(Entries taken from a collection)
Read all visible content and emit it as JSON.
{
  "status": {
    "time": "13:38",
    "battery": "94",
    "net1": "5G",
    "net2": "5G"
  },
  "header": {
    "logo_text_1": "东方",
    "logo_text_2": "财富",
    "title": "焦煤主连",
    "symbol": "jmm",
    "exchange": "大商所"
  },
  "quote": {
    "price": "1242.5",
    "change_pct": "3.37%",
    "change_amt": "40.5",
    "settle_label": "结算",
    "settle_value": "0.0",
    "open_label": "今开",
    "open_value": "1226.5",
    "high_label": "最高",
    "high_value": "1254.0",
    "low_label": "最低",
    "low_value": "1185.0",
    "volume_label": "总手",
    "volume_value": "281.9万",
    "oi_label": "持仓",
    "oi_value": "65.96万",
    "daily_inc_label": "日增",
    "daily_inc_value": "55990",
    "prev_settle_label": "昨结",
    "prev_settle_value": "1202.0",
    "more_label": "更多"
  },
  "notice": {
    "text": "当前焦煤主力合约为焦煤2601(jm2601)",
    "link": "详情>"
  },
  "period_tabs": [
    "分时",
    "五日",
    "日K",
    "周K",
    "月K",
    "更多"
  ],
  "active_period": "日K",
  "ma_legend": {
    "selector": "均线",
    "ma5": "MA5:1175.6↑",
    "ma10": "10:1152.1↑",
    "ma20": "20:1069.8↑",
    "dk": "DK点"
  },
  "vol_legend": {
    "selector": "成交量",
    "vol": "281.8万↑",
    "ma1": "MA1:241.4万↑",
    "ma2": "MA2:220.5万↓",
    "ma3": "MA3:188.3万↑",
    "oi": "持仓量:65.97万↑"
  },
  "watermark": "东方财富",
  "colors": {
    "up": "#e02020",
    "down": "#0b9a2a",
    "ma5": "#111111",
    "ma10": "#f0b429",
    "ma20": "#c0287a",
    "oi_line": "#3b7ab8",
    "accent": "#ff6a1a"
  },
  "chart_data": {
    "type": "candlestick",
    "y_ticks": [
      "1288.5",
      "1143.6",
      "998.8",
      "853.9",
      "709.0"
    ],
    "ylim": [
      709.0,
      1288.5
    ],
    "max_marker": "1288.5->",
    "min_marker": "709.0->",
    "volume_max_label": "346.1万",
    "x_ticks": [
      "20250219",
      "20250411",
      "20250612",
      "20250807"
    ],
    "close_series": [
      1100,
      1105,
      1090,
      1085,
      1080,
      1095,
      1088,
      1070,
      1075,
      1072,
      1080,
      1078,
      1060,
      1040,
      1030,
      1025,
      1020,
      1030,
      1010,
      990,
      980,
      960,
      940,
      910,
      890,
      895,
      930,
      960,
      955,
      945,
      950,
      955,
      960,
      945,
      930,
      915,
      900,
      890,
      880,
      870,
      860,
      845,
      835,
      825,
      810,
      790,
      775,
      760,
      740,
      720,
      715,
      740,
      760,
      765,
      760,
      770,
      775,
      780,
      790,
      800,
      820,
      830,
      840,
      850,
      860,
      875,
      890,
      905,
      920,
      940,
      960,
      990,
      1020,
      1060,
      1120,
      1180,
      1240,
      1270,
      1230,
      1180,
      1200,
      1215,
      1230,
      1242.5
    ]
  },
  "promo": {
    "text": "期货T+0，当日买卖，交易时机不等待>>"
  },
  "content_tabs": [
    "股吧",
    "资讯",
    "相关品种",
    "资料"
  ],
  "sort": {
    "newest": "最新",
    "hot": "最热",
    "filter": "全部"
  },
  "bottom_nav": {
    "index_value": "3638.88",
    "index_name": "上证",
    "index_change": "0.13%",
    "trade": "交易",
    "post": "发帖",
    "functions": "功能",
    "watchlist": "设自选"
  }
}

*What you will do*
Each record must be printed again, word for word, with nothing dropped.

*Written response*
Read all visible content and emit it as JSON.
{
  "status": {
    "time": "13:38",
    "battery": "94",
    "net1": "5G",
    "net2": "5G"
  },
  "header": {
    "logo_text_1": "东方",
    "logo_text_2": "财富",
    "title": "焦煤主连",
    "symbol": "jmm",
    "exchange": "大商所"
  },
  "quote": {
    "price": "1242.5",
    "change_pct": "3.37%",
    "change_amt": "40.5",
    "settle_label": "结算",
    "settle_value": "0.0",
    "open_label": "今开",
    "open_value": "1226.5",
    "high_label": "最高",
    "high_value": "1254.0",
    "low_label": "最低",
    "low_value": "1185.0",
    "volume_label": "总手",
    "volume_value": "281.9万",
    "oi_label": "持仓",
    "oi_value": "65.96万",
    "daily_inc_label": "日增",
    "daily_inc_value": "55990",
    "prev_settle_label": "昨结",
    "prev_settle_value": "1202.0",
    "more_label": "更多"
  },
  "notice": {
    "text": "当前焦煤主力合约为焦煤2601(jm2601)",
    "link": "详情>"
  },
  "period_tabs": [
    "分时",
    "五日",
    "日K",
    "周K",
    "月K",
    "更多"
  ],
  "active_period": "日K",
  "ma_legend": {
    "selector": "均线",
    "ma5": "MA5:1175.6↑",
    "ma10": "10:1152.1↑",
    "ma20": "20:1069.8↑",
    "dk": "DK点"
  },
  "vol_legend": {
    "selector": "成交量",
    "vol": "281.8万↑",
    "ma1": "MA1:241.4万↑",
    "ma2": "MA2:220.5万↓",
    "ma3": "MA3:188.3万↑",
    "oi": "持仓量:65.97万↑"
  },
  "watermark": "东方财富",
  "colors": {
    "up": "#e02020",
    "down": "#0b9a2a",
    "ma5": "#111111",
    "ma10": "#f0b429",
    "ma20": "#c0287a",
    "oi_line": "#3b7ab8",
    "accent": "#ff6a1a"
  },
  "chart_data": {
    "type": "candlestick",
    "y_ticks": [
      "1288.5",
      "1143.6",
      "998.8",
      "853.9",
      "709.0"
    ],
    "ylim": [
      709.0,
      1288.5
    ],
    "max_marker": "1288.5->",
    "min_marker": "709.0->",
    "volume_max_label": "346.1万",
    "x_ticks": [
      "20250219",
      "20250411",
      "20250612",
      "20250807"
    ],
    "close_series": [
      1100,
      1105,
      1090,
      1085,
      1080,
      1095,
      1088,
      1070,
      1075,
      1072,
      1080,
      1078,
      1060,
      1040,
      1030,
      1025,
      1020,
      1030,
      1010,
      990,
      980,
      960,
      940,
      910,
      890,
      895,
      930,
      960,
      955,
      945,
      950,
      955,
      960,
      945,
      930,
      915,
      900,
      890,
      880,
      870,
      860,
      845,
      835,
      825,
      810,
      790,
      775,
      760,
      740,
      720,
      715,
      740,
      760,
      765,
      760,
      770,
      775,
      780,
      790,
      800,
      820,
      830,
      840,
      850,
      860,
      875,
      890,
      905,
      920,
      940,
      960,
      990,
      1020,
      1060,
      1120,
      1180,
      1240,
      1270,
      1230,
      1180,
      1200,
      1215,
      1230,
      1242.5
    ]
  },
  "promo": {
    "text": "期货T+0，当日买卖，交易时机不等待>>"
  },
  "content_tabs": [
    "股吧",
    "资讯",
    "相关品种",
    "资料"
  ],
  "sort": {
    "newest": "最新",
    "hot": "最热",
    "filter": "全部"
  },
  "bottom_nav": {
    "index_value": "3638.88",
    "index_name": "上证",
    "index_change": "0.13%",
    "trade": "交易",
    "post": "发帖",
    "functions": "功能",
    "watchlist": "设自选"
  }
}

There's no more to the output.